Now, there is nothing wrong with the metaphors of “lift”, or “height”, or “rising up”. Children get taller, and many of the intellectual skills they acquire do lift them up into new spheres of experience and thought. Development is, to a great extent, a process of becoming free of one’s context (the older child can think about things without acting on them, learn about people and places he or she has never seen, and solve abstract problems). But in our educational system, the concept of “up” has distorted things in ways that are bad for children, and misguided.
One example of this is the idea that we must “Raise Standards”. Raising Standards suggests that everything we learn in school should be measured in a linear fashion. It leads us to feel that children (and their teachers) must perform at ever higher levels. And in fact that is played out in schools all over the country. Test scores must keep getting better than they were before. Perhaps instead of higher, we need deeper standards. Instead of getting more and more answers correctly, or being able to provide greater and greater amounts of information, we should help children become capable of deeper analysis, closer reading of texts, writing that contains more layers of meaning and/or a more elegant argument, and more flexible ways of approaching a problem.
Another destructive phrase is "Race to the Top," which is a terrible way to describe the process by which children learn information, become good citizens, develop their ability to think, and acquire the goals and habits of their society. Among other things, racing is not necessarily the best way to acquire important abilities and dispositions. But in addition, a race to the top implies that someone must be left behind. Where there is a top, there is a bottom, and where there is a race, there is a loser.
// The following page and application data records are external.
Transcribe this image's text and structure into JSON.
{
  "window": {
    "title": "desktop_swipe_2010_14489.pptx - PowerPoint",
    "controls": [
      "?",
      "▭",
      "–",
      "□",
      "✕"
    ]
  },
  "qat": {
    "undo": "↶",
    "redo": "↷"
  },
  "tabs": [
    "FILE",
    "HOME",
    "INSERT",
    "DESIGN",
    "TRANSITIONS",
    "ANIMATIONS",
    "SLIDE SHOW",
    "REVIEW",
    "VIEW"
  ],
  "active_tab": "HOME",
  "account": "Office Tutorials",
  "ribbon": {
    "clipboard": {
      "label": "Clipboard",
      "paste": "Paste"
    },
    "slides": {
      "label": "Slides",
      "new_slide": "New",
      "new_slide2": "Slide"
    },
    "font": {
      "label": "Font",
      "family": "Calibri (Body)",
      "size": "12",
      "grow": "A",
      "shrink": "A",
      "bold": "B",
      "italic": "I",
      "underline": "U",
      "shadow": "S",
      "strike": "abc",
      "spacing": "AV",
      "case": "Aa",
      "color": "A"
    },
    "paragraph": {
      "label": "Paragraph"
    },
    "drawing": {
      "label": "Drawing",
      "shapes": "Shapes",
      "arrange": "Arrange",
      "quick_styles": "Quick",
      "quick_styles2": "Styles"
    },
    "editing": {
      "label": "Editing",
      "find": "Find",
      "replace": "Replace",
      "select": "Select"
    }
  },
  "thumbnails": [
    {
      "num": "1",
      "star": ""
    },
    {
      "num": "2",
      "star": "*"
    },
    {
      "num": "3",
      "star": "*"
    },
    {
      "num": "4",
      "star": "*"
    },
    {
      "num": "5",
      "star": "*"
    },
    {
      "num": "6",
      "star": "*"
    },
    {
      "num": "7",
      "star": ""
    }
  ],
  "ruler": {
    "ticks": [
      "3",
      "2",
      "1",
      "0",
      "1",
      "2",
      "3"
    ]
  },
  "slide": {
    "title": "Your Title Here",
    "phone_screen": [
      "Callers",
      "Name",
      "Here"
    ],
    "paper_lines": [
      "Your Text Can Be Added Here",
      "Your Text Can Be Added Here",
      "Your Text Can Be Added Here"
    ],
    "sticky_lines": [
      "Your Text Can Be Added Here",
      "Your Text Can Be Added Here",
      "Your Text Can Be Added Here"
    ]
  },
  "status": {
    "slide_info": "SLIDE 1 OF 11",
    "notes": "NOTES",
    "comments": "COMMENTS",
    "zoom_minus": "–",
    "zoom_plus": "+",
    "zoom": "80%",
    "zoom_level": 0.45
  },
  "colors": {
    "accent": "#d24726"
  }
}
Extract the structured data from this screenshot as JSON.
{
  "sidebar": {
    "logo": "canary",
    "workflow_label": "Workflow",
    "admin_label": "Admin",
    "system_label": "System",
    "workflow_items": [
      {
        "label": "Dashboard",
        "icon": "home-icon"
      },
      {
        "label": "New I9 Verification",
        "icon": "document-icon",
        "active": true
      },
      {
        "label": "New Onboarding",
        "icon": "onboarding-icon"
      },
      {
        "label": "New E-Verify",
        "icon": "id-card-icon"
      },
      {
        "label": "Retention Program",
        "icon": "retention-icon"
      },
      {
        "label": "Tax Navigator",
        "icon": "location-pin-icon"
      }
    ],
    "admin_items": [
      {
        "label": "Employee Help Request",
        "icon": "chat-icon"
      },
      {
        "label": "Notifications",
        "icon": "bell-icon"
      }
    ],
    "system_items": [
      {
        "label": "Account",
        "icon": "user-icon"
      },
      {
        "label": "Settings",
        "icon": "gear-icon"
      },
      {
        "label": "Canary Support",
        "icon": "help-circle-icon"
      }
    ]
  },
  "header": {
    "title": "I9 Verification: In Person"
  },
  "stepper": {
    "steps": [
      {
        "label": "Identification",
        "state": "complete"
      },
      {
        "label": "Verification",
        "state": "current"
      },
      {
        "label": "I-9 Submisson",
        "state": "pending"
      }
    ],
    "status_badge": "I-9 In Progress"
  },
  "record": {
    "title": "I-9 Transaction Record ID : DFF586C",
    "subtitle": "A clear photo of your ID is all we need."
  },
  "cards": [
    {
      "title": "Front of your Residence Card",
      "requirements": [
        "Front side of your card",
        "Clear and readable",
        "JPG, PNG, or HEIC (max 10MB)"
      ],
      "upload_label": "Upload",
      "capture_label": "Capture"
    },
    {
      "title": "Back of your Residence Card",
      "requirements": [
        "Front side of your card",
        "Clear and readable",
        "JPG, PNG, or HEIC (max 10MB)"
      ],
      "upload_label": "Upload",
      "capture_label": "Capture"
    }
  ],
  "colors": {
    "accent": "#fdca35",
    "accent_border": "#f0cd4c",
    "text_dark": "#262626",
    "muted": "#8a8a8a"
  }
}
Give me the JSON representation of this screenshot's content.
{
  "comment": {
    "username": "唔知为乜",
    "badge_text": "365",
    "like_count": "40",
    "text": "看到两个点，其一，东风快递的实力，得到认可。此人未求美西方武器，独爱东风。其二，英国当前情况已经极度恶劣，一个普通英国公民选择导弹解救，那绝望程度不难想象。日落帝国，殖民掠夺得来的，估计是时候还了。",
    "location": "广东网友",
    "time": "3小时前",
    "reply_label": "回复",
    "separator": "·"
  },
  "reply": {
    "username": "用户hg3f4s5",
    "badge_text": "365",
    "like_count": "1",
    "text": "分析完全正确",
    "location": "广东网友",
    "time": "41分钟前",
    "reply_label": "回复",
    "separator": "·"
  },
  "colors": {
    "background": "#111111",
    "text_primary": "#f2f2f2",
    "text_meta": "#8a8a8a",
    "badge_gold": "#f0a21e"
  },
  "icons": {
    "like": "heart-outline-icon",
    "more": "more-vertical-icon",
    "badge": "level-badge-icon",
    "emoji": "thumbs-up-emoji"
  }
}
We know from Max Black, Philip Wheelright, and more recently, from George Lakoff that the language we use has a powerful concrete impact on the way in which problems are framed, and shapes the solutions people come up with. Lakoff has shown that to be true in politics, but it is just as true in schools.